Senior Theses 2005
Bridget Lynn Thornton (2005). Evaluation of PIT (passive
integrated transponder) tagging as a method for tracking the
movements of juvenile common snook,
Faculty advisor:William Szelistowski
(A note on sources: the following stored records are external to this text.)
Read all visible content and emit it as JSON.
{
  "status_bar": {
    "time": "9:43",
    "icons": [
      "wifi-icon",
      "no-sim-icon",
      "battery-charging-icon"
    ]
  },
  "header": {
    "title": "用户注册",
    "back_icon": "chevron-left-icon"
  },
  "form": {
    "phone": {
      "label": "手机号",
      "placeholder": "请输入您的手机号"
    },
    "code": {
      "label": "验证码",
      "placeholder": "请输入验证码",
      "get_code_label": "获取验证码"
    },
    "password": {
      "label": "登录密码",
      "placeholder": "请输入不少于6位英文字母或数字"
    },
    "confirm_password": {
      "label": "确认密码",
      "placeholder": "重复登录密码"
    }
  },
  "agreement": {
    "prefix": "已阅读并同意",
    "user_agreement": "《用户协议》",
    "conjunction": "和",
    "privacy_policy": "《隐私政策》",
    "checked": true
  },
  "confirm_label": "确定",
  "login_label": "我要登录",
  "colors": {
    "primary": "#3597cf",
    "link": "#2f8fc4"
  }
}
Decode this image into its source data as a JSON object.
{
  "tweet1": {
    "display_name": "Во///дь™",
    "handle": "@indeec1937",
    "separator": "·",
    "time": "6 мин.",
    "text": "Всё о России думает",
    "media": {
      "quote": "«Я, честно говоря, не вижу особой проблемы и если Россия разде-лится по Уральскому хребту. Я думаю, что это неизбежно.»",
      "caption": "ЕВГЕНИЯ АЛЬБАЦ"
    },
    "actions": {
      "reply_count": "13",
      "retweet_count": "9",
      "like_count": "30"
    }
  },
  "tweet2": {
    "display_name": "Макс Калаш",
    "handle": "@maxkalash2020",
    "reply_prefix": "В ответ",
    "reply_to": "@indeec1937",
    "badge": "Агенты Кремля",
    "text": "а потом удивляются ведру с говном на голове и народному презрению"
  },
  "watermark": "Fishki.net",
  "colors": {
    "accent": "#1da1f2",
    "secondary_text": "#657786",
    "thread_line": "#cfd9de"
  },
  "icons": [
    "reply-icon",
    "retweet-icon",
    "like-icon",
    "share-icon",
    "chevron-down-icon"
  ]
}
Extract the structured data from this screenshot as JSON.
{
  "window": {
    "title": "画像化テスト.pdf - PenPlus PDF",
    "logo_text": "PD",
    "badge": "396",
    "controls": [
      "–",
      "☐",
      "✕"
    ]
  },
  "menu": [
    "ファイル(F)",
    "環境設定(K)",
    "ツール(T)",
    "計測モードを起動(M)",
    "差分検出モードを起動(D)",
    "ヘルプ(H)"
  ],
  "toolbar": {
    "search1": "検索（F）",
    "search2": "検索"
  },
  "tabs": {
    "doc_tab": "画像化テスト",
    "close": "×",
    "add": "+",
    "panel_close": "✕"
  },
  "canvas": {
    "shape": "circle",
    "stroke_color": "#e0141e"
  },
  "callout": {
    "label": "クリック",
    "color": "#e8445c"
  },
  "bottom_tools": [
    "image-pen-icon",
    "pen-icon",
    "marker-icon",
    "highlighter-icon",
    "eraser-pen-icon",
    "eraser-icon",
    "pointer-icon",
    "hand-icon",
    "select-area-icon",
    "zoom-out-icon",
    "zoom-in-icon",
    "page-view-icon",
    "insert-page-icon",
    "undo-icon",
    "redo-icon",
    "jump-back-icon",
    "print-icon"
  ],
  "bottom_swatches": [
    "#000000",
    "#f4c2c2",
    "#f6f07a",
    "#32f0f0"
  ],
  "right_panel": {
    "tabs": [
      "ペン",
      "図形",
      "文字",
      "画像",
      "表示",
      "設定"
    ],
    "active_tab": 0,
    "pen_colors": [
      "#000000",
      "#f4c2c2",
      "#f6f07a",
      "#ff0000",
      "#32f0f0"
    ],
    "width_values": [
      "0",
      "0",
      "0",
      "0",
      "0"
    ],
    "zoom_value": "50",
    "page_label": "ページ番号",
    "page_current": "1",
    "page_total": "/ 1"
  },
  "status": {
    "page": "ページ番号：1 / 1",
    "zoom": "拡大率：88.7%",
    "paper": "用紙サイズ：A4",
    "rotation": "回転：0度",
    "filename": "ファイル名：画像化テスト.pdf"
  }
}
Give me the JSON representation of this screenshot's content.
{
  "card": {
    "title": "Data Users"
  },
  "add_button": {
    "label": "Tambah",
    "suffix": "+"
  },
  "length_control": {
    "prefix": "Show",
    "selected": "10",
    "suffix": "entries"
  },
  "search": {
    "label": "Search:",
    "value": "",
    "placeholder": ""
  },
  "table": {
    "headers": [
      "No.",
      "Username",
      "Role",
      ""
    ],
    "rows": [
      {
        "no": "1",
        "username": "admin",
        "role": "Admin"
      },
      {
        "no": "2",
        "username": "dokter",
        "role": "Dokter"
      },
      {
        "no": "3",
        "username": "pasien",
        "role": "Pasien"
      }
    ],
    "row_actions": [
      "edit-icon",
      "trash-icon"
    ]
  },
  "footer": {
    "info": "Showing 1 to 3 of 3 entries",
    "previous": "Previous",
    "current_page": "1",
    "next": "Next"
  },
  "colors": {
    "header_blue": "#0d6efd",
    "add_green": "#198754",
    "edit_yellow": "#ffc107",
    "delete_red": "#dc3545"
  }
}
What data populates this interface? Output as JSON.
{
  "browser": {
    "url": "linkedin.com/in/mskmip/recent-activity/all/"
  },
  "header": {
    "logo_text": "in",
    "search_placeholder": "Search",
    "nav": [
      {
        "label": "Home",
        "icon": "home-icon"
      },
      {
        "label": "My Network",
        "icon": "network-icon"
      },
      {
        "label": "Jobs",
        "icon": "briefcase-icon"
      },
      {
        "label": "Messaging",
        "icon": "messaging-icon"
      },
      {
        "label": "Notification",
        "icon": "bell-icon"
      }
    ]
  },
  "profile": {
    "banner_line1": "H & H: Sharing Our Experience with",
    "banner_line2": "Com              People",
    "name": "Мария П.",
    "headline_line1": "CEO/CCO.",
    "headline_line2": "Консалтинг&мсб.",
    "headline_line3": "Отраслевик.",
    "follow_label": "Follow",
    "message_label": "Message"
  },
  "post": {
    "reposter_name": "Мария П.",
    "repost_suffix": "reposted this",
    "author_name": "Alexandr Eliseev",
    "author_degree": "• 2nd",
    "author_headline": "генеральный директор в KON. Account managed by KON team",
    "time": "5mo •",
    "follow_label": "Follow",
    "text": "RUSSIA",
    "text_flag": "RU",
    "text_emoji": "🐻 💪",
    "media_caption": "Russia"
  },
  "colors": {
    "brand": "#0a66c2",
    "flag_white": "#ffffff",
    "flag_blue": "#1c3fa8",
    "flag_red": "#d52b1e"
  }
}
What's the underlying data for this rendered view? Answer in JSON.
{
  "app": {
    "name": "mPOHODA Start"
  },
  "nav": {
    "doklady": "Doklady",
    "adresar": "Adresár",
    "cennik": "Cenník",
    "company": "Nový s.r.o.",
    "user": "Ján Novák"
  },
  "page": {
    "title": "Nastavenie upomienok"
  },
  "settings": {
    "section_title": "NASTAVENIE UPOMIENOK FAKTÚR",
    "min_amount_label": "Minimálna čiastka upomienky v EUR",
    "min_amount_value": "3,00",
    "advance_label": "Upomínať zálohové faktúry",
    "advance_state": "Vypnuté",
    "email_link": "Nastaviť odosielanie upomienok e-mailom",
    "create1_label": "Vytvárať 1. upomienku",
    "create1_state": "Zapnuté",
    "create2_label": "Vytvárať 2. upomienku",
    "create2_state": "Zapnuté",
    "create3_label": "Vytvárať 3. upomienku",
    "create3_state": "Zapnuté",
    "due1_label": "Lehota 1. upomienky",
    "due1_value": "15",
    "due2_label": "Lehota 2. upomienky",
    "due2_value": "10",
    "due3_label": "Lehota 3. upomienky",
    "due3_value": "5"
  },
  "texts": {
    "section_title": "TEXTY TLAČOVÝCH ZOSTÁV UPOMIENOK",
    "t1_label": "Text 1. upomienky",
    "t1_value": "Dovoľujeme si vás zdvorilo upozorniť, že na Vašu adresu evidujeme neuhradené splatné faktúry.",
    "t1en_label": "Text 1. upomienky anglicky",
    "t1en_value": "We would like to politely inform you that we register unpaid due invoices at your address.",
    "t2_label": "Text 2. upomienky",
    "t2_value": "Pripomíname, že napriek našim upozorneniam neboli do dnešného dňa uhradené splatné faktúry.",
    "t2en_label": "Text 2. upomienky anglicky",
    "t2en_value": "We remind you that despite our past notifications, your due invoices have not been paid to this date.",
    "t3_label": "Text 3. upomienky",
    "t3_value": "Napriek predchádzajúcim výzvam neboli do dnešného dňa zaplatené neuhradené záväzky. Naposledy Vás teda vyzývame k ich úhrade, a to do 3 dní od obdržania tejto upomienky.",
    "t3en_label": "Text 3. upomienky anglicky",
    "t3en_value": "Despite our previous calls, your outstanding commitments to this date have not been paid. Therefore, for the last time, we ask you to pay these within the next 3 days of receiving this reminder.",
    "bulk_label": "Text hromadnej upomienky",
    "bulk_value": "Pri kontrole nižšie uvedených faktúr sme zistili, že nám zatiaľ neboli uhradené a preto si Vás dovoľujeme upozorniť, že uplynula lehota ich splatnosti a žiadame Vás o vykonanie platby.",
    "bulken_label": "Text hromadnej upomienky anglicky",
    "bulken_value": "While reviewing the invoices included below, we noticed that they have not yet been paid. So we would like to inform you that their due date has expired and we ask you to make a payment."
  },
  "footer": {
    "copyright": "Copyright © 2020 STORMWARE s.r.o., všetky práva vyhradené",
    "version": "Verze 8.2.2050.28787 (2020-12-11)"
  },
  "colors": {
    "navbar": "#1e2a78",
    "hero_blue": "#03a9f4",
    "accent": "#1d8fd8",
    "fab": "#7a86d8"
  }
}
Nursery habitat for the juvenile common snook (Centropomus undecimalis) has not been well defined, in part because identification requires long-term tracking of ontogenetic habitat shifts. In this study, PIT (passive integrated transponder) tagging and a remote antenna array are investigated as possible methods for tracking juvenile snook. Juveniles from an estuarine pond and creek system were fitted with PIT tags between June 2004 - January 2005 and an antenna array was placed at the mouth of a creek connecting to the study pond in order to assess movement patterns from August 2004 through January 2005. Some of the tagged snook were caged in situ before release while another group was retained at Mote Marine Laboratory to evaluate the effects of tagging and tag retention. Tagging resulted in 100% retention, low mortality, and few negative behavioral or health effects in the caged field and laboratory groups. The antenna array detected 50.5% of tagged fish, and provided some preliminary ecological information on movement patterns within the pond. First detection occurred quickly for fish tagged throughout the study period, and was generally unrelated to size or month. Last detection occurred over a more variable time, from a few days to several months, suggesting there may be some habitat fidelity. A higher number of detections coincided with the hours around sunrise and sunset. PIT tagging with antenna array monitoring is recommended as a suitable system for tracking juvenile snook in estuarine systems.